To Fix the Brickwork, You Need
Truncated Quadrilaterial Pyramids
By Les Tanner
When we moved into our present home in Caldwell in 1980, a nice brick sidewalk led from the front step to the driveway.
Besides allowing people to come to the front door without having to walk on the lawn, it provided a barrier to the water we used for irrigating the lawn once a week during the summer. Without it, we would have had regular floods in our garage. We had enough as it was.
Even back then, grass from the lawn had begun to spread into the cracks between the bricks, and before too many years had passed, the only clue to the existence of the brick walk was a slight elevation in the lawn on that side of the yard. I felt there was no harm in this. Folks could still get to the front door via the sidewalk next to the house. The only drawback was the weeds. Those cracks between the bricks, which allowed the lawn to invade, seemed ideally suited to the roots of dandelions and other such plants, and digging them out was next to impossible. The best I could do was to break the plants off at the surface, and this merely reinforced the vitality of their roots.The only solution to the problem appeared to be to tear out all the bricks, dig out the offending plants, and re-make the walk.
As one who dislikes rushing into things—the house might burn down, for example, and then there’d be no need for the walk—I waited until a couple of years ago to begin that cleaning-out process. It wasn’t a particularly hard job. In fact, it was somewhat interesting to see how the various types of vegetation had adapted themselves over, around, into, and under the bricks.
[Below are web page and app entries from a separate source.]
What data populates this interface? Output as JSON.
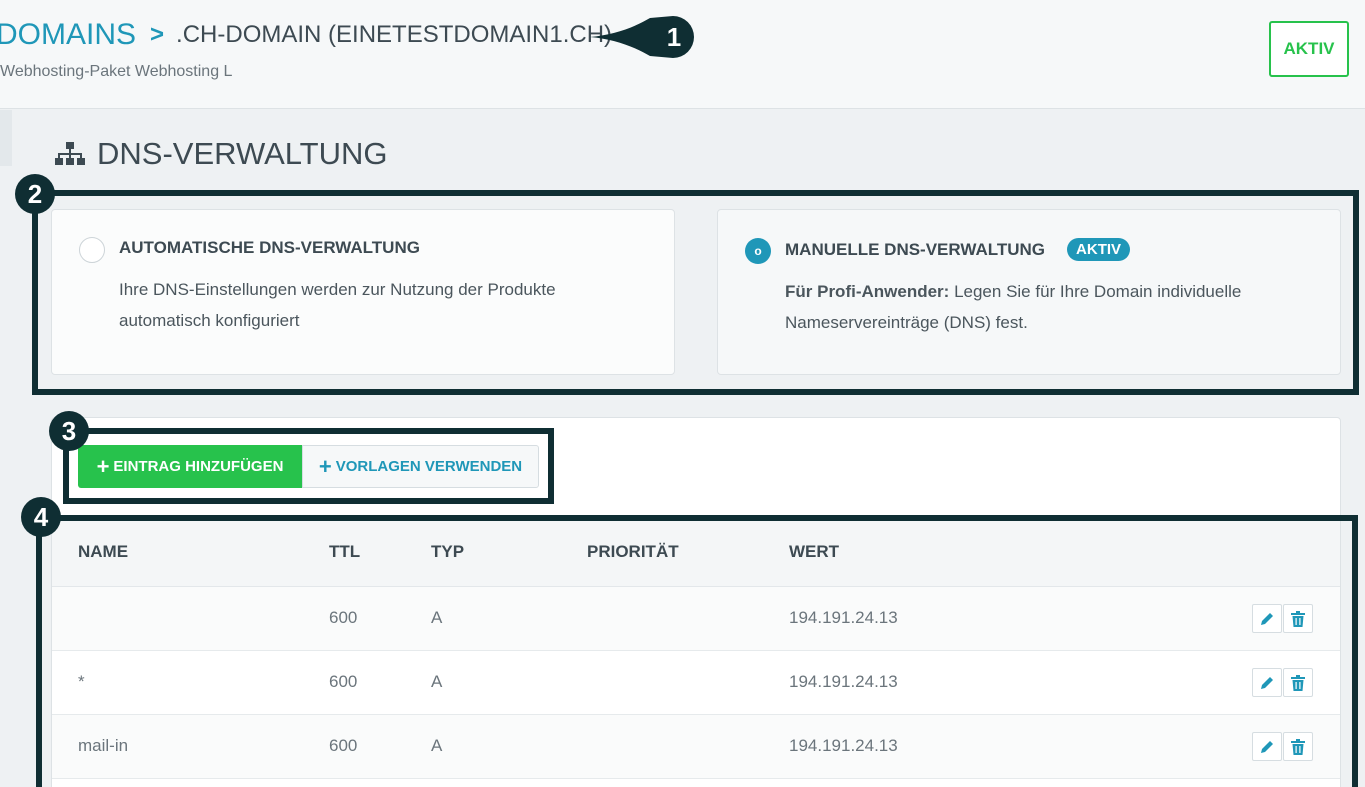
{
  "header": {
    "breadcrumb_root": "DOMAINS",
    "breadcrumb_separator": ">",
    "breadcrumb_current": ".CH-DOMAIN (EINETESTDOMAIN1.CH)",
    "subtitle": "Webhosting-Paket Webhosting L",
    "status_label": "AKTIV"
  },
  "section": {
    "title": "DNS-VERWALTUNG",
    "icon": "sitemap-icon"
  },
  "modes": {
    "automatic": {
      "title": "AUTOMATISCHE DNS-VERWALTUNG",
      "description": "Ihre DNS-Einstellungen werden zur Nutzung der Produkte automatisch konfiguriert",
      "selected": false
    },
    "manual": {
      "title": "MANUELLE DNS-VERWALTUNG",
      "badge": "AKTIV",
      "description_bold": "Für Profi-Anwender:",
      "description": " Legen Sie für Ihre Domain individuelle Nameservereinträge (DNS) fest.",
      "radio_glyph": "o",
      "selected": true
    }
  },
  "actions": {
    "add_entry": "EINTRAG HINZUFÜGEN",
    "use_templates": "VORLAGEN VERWENDEN",
    "plus_glyph": "+"
  },
  "table": {
    "headers": {
      "name": "NAME",
      "ttl": "TTL",
      "type": "TYP",
      "priority": "PRIORITÄT",
      "value": "WERT"
    },
    "rows": [
      {
        "name": "",
        "ttl": "600",
        "type": "A",
        "priority": "",
        "value": "194.191.24.13"
      },
      {
        "name": "*",
        "ttl": "600",
        "type": "A",
        "priority": "",
        "value": "194.191.24.13"
      },
      {
        "name": "mail-in",
        "ttl": "600",
        "type": "A",
        "priority": "",
        "value": "194.191.24.13"
      }
    ]
  },
  "callouts": [
    "1",
    "2",
    "3",
    "4"
  ],
  "colors": {
    "brand_blue": "#1f97b8",
    "success_green": "#27c24c",
    "callout_dark": "#0f2e33"
  }
}
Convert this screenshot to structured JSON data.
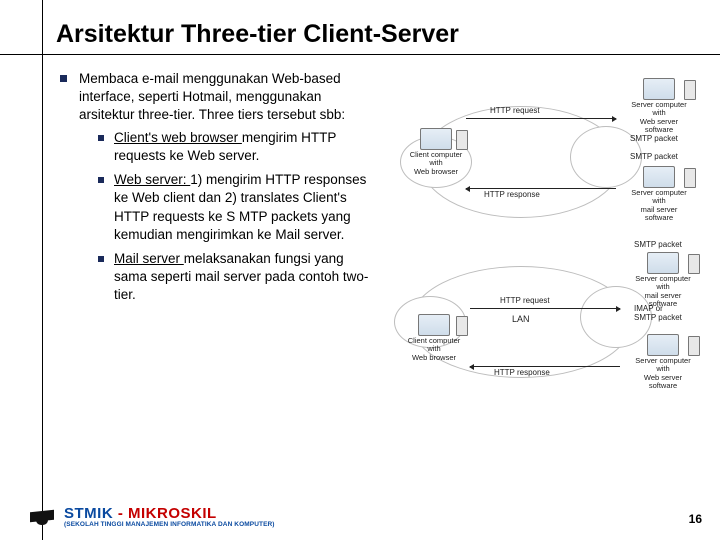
{
  "title": "Arsitektur Three-tier Client-Server",
  "intro": "Membaca e-mail menggunakan Web-based interface, seperti Hotmail, menggunakan arsitektur three-tier. Three tiers tersebut sbb:",
  "points": {
    "p1_lead": "Client's web browser ",
    "p1_rest": "mengirim HTTP requests ke Web server.",
    "p2_lead": "Web server: ",
    "p2_rest": "1) mengirim HTTP responses ke Web client dan 2) translates Client's HTTP requests ke S MTP packets yang kemudian mengirimkan ke Mail server.",
    "p3_lead": "Mail server ",
    "p3_rest": "melaksanakan fungsi yang sama seperti mail server pada contoh two-tier."
  },
  "diagram": {
    "top": {
      "client": "Client computer with\nWeb browser",
      "web_server": "Server computer with\nWeb server\nsoftware",
      "mail_server": "Server computer with\nmail server\nsoftware",
      "http_request": "HTTP request",
      "http_response": "HTTP response",
      "smtp_packet": "SMTP packet",
      "smtp_packet2": "SMTP packet"
    },
    "bottom": {
      "client": "Client computer with\nWeb browser",
      "web_server": "Server computer with\nWeb server\nsoftware",
      "mail_server": "Server computer with\nmail server\nsoftware",
      "lan": "LAN",
      "http_request": "HTTP request",
      "http_response": "HTTP response",
      "smtp_packet": "SMTP packet",
      "imap": "IMAP or\nSMTP packet"
    }
  },
  "footer": {
    "brand_stmik": "STMIK",
    "brand_dash": " - ",
    "brand_mk": "MIKROSKIL",
    "brand_sub": "(SEKOLAH TINGGI MANAJEMEN INFORMATIKA DAN KOMPUTER)",
    "page": "16"
  }
}
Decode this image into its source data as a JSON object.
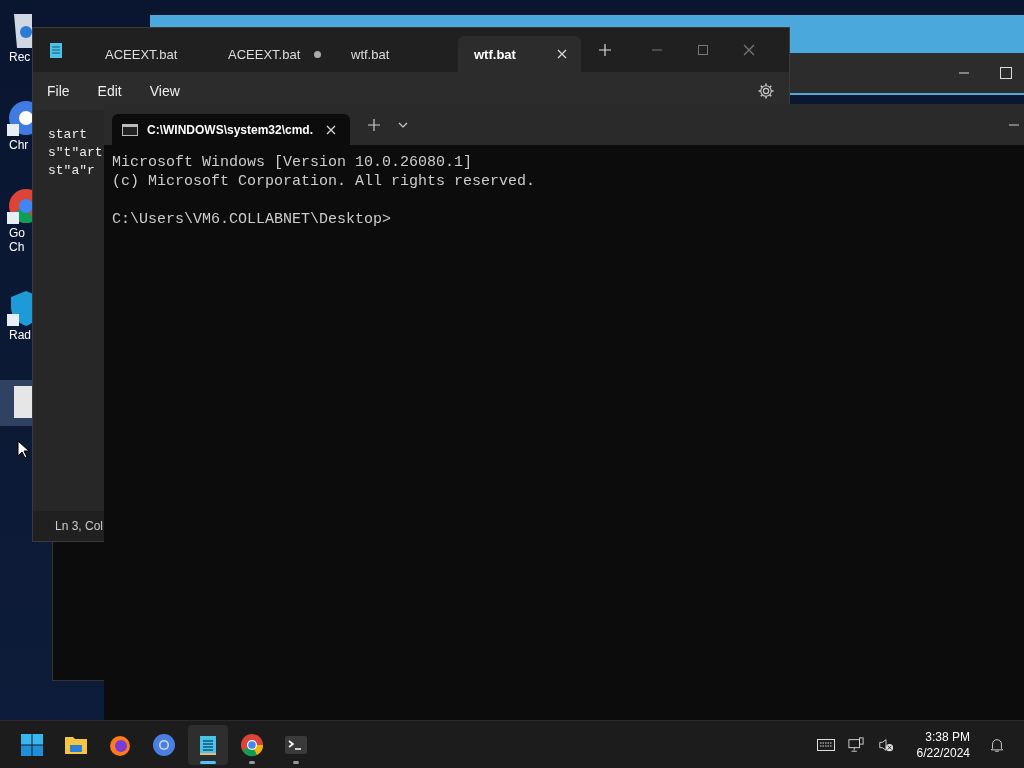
{
  "desktop_icons": [
    {
      "kind": "bin",
      "lines": [
        "Rec"
      ],
      "selected": false
    },
    {
      "kind": "chromium",
      "lines": [
        "Chr"
      ],
      "selected": false
    },
    {
      "kind": "chrome",
      "lines": [
        "Go",
        "Ch"
      ],
      "selected": false
    },
    {
      "kind": "shield",
      "lines": [
        "Rad"
      ],
      "selected": false
    },
    {
      "kind": "file",
      "selected": true
    }
  ],
  "notepad": {
    "tabs": [
      {
        "label": "ACEEXT.bat",
        "selected": false,
        "modified": false
      },
      {
        "label": "ACEEXT.bat",
        "selected": false,
        "modified": true
      },
      {
        "label": "wtf.bat",
        "selected": false,
        "modified": false
      },
      {
        "label": "wtf.bat",
        "selected": true,
        "modified": false
      }
    ],
    "menu": [
      "File",
      "Edit",
      "View"
    ],
    "lines": [
      "start",
      "s\"t\"art",
      "st\"a\"r"
    ],
    "status": "Ln 3, Col"
  },
  "terminal": {
    "tab": "C:\\WINDOWS\\system32\\cmd.",
    "blocks": [
      [
        "Microsoft Windows [Version 10.0.26080.1]",
        "(c) Microsoft Corporation. All rights reserved."
      ],
      [
        "C:\\Users\\VM6.COLLABNET\\Desktop>"
      ]
    ]
  },
  "taskbar": {
    "apps": [
      {
        "kind": "start",
        "active": false,
        "running": false
      },
      {
        "kind": "folder",
        "active": false,
        "running": false
      },
      {
        "kind": "firefox",
        "active": false,
        "running": false
      },
      {
        "kind": "chromium",
        "active": false,
        "running": false
      },
      {
        "kind": "notepad",
        "active": true,
        "running": true
      },
      {
        "kind": "chrome",
        "active": false,
        "running": true
      },
      {
        "kind": "terminal",
        "active": false,
        "running": true
      }
    ],
    "time": "3:38 PM",
    "date": "6/22/2024"
  }
}
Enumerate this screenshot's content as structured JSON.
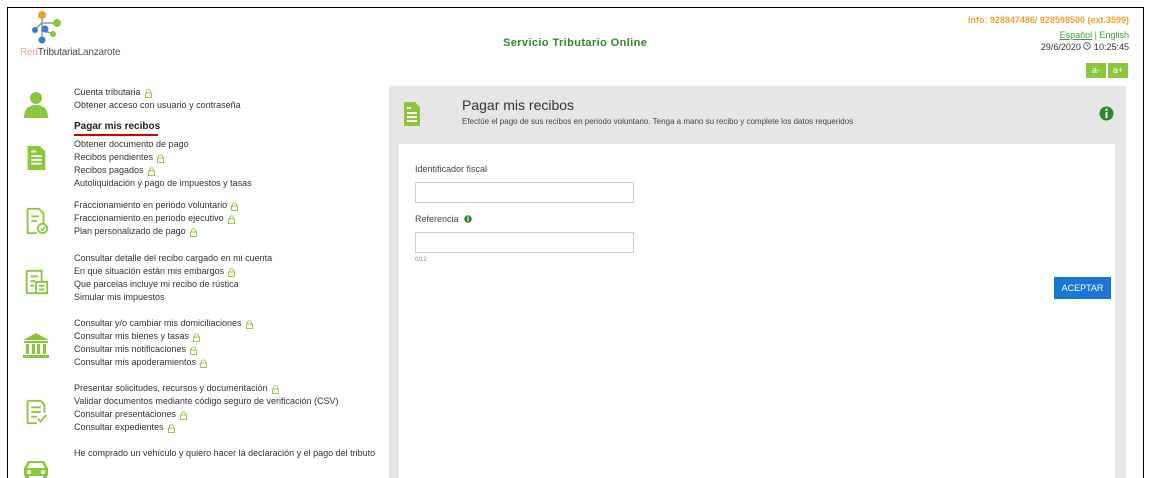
{
  "header": {
    "logo": {
      "part1": "Red",
      "part2": "Tributaria",
      "part3": "Lanzarote"
    },
    "site_title": "Servicio Tributario Online",
    "info": "Info: 928847486/ 928598500 (ext.3599)",
    "lang_selected": "Español",
    "lang_sep": " | ",
    "lang_other": "English",
    "date": "29/6/2020",
    "time": "10:25:45",
    "zoom_out": "a-",
    "zoom_in": "a+"
  },
  "sidebar": {
    "groups": [
      {
        "icon": "user-icon",
        "items": [
          {
            "label": "Cuenta tributaria",
            "locked": true
          },
          {
            "label": "Obtener acceso con usuario y contraseña",
            "locked": false
          },
          {
            "label": "Pagar mis recibos",
            "locked": false,
            "active": true
          },
          {
            "label": "Obtener documento de pago",
            "locked": false
          },
          {
            "label": "Recibos pendientes",
            "locked": true
          },
          {
            "label": "Recibos pagados",
            "locked": true
          },
          {
            "label": "Autoliquidación y pago de impuestos y tasas",
            "locked": false
          }
        ]
      },
      {
        "icon": "installments-icon",
        "items": [
          {
            "label": "Fraccionamiento en periodo voluntario",
            "locked": true
          },
          {
            "label": "Fraccionamiento en periodo ejecutivo",
            "locked": true
          },
          {
            "label": "Plan personalizado de pago",
            "locked": true
          }
        ]
      },
      {
        "icon": "query-icon",
        "items": [
          {
            "label": "Consultar detalle del recibo cargado en mi cuenta",
            "locked": false
          },
          {
            "label": "En que situación están mis embargos",
            "locked": true
          },
          {
            "label": "Que parcelas incluye mi recibo de rústica",
            "locked": false
          },
          {
            "label": "Simular mis impuestos",
            "locked": false
          }
        ]
      },
      {
        "icon": "bank-icon",
        "items": [
          {
            "label": "Consultar y/o cambiar mis domiciliaciones",
            "locked": true
          },
          {
            "label": "Consultar mis bienes y tasas",
            "locked": true
          },
          {
            "label": "Consultar mis notificaciones",
            "locked": true
          },
          {
            "label": "Consultar mis apoderamientos",
            "locked": true
          }
        ]
      },
      {
        "icon": "checklist-icon",
        "items": [
          {
            "label": "Presentar solicitudes, recursos y documentación",
            "locked": true
          },
          {
            "label": "Validar documentos mediante código seguro de verificación (CSV)",
            "locked": false
          },
          {
            "label": "Consultar presentaciones",
            "locked": true
          },
          {
            "label": "Consultar expedientes",
            "locked": true
          }
        ]
      },
      {
        "icon": "car-icon",
        "items": [
          {
            "label": "He comprado un vehículo y quiero hacer la declaración y el pago del tributo",
            "locked": false
          }
        ]
      }
    ]
  },
  "main": {
    "title": "Pagar mis recibos",
    "subtitle": "Efectúe el pago de sus recibos en periodo voluntario. Tenga a mano su recibo y complete los datos requeridos",
    "fields": {
      "fiscal_label": "Identificador fiscal",
      "fiscal_value": "",
      "reference_label": "Referencia",
      "reference_value": "",
      "reference_counter": "0/12"
    },
    "accept_label": "ACEPTAR"
  },
  "colors": {
    "green": "#8cc63e",
    "dark_green": "#2c8a2c",
    "orange": "#f0a030",
    "blue": "#1976d2",
    "active_underline": "#d40000"
  }
}
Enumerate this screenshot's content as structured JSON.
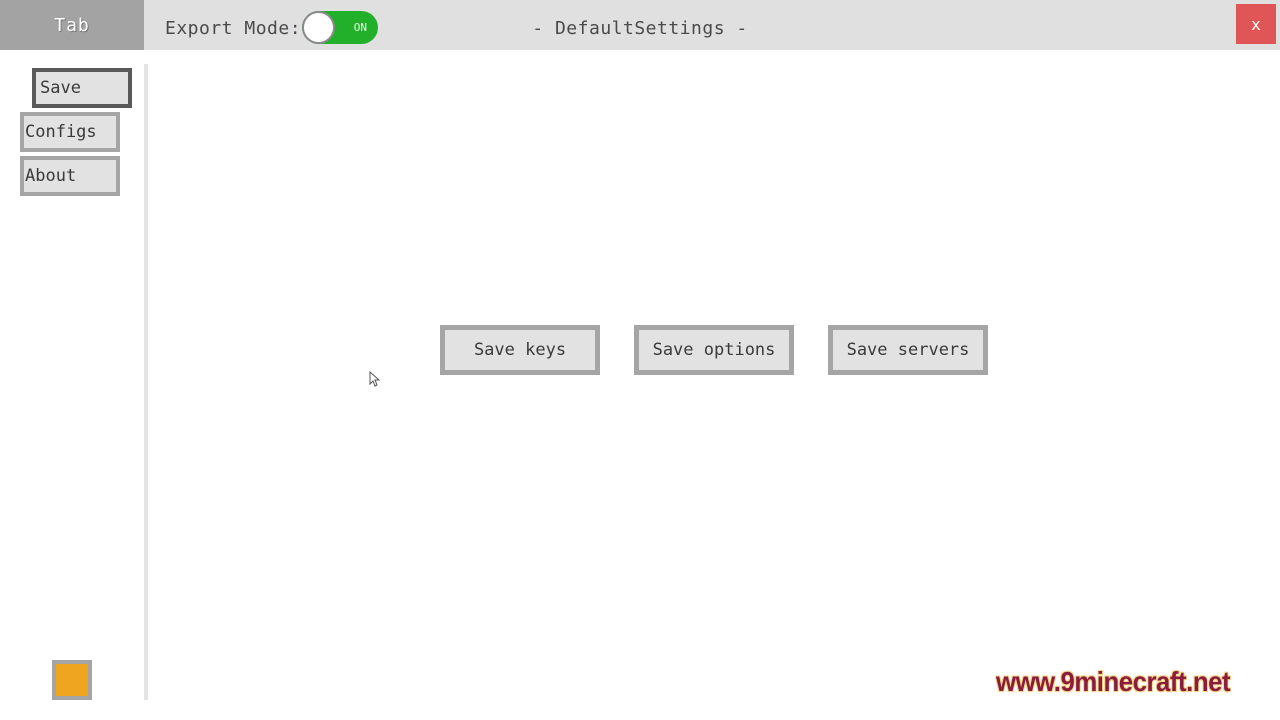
{
  "header": {
    "tab_label": "Tab",
    "export_mode_label": "Export Mode:",
    "export_mode_toggle": {
      "state": "ON",
      "enabled": true
    },
    "title": "- DefaultSettings -",
    "close_label": "x"
  },
  "sidebar": {
    "items": [
      {
        "label": "Save",
        "active": true
      },
      {
        "label": "Configs",
        "active": false
      },
      {
        "label": "About",
        "active": false
      }
    ],
    "color_swatch": "#f0a520"
  },
  "main": {
    "buttons": [
      {
        "label": "Save keys"
      },
      {
        "label": "Save options"
      },
      {
        "label": "Save servers"
      }
    ]
  },
  "watermark": "www.9minecraft.net",
  "colors": {
    "toggle_on": "#22b02a",
    "close": "#e05555",
    "accent_swatch": "#f0a520"
  }
}
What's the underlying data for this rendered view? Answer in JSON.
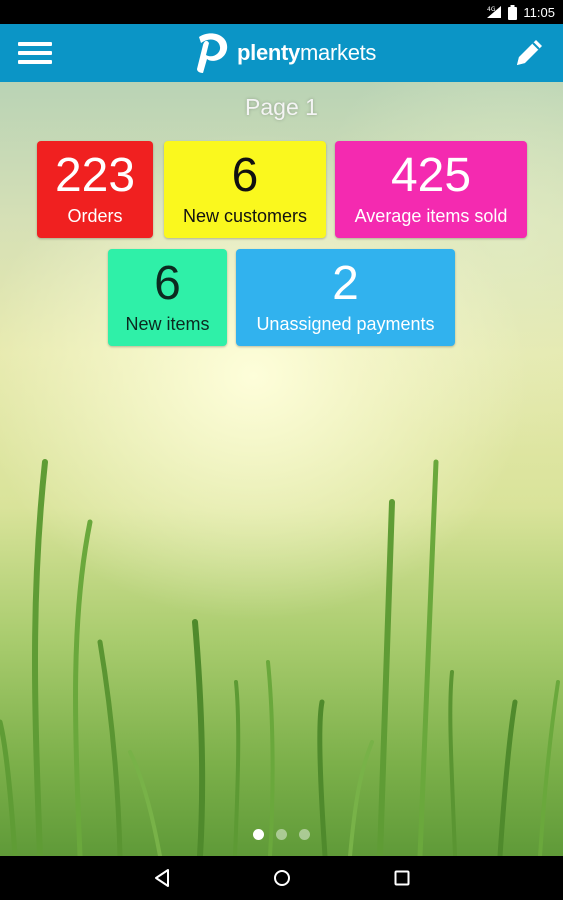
{
  "status_bar": {
    "time": "11:05",
    "icons": [
      "signal-icon",
      "battery-icon"
    ]
  },
  "app_bar": {
    "menu_icon": "hamburger-menu-icon",
    "logo_bold": "plenty",
    "logo_regular": "markets",
    "edit_icon": "pencil-icon",
    "background_color": "#0b95c6"
  },
  "page": {
    "title": "Page 1"
  },
  "tiles": [
    {
      "value": "223",
      "label": "Orders",
      "color": "#f02020"
    },
    {
      "value": "6",
      "label": "New customers",
      "color": "#faf81e"
    },
    {
      "value": "425",
      "label": "Average items sold",
      "color": "#f42ab0"
    },
    {
      "value": "6",
      "label": "New items",
      "color": "#2ff0a8"
    },
    {
      "value": "2",
      "label": "Unassigned payments",
      "color": "#31b2ee"
    }
  ],
  "pager": {
    "page_count": 3,
    "active_index": 0
  },
  "nav_bar": {
    "icons": [
      "back-icon",
      "home-icon",
      "recents-icon"
    ]
  }
}
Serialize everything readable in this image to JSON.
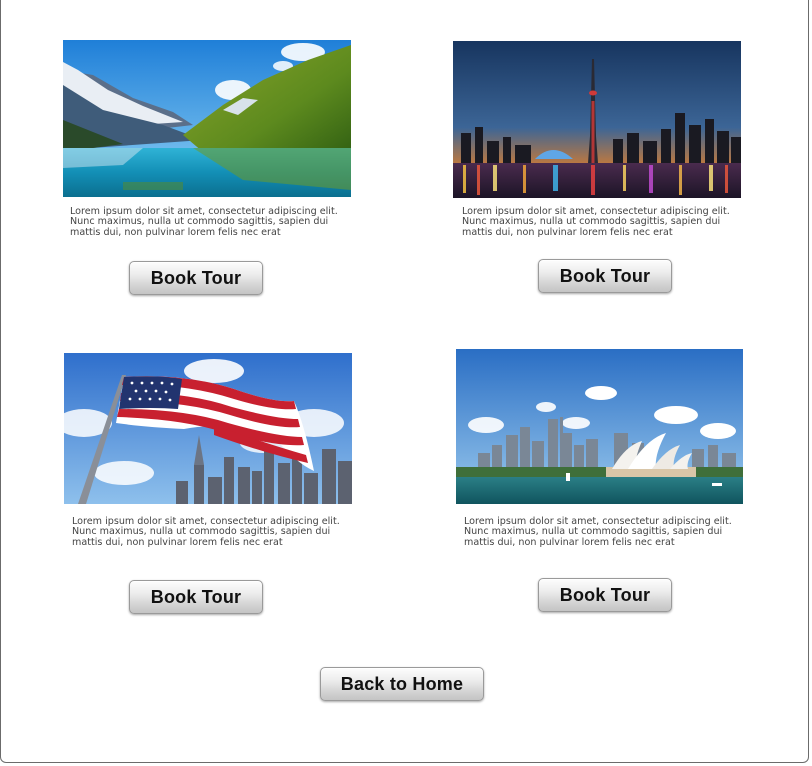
{
  "tours": [
    {
      "image_alt": "Mountain lake with snowy peaks",
      "description": "Lorem ipsum dolor sit amet, consectetur adipiscing elit. Nunc maximus, nulla ut commodo sagittis, sapien dui mattis dui, non pulvinar lorem felis nec erat",
      "button_label": "Book Tour"
    },
    {
      "image_alt": "City skyline at night with tower",
      "description": "Lorem ipsum dolor sit amet, consectetur adipiscing elit. Nunc maximus, nulla ut commodo sagittis, sapien dui mattis dui, non pulvinar lorem felis nec erat",
      "button_label": "Book Tour"
    },
    {
      "image_alt": "American flag over city skyline",
      "description": "Lorem ipsum dolor sit amet, consectetur adipiscing elit. Nunc maximus, nulla ut commodo sagittis, sapien dui mattis dui, non pulvinar lorem felis nec erat",
      "button_label": "Book Tour"
    },
    {
      "image_alt": "Harbour skyline with opera house",
      "description": "Lorem ipsum dolor sit amet, consectetur adipiscing elit. Nunc maximus, nulla ut commodo sagittis, sapien dui mattis dui, non pulvinar lorem felis nec erat",
      "button_label": "Book Tour"
    }
  ],
  "back_button_label": "Back to Home"
}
I even discovered a couple of quarters long since lost in the cracks, and this gave me the excuse to take a break of several hours while I combed the yard with my metal detector, looking for more. I didn’t find any.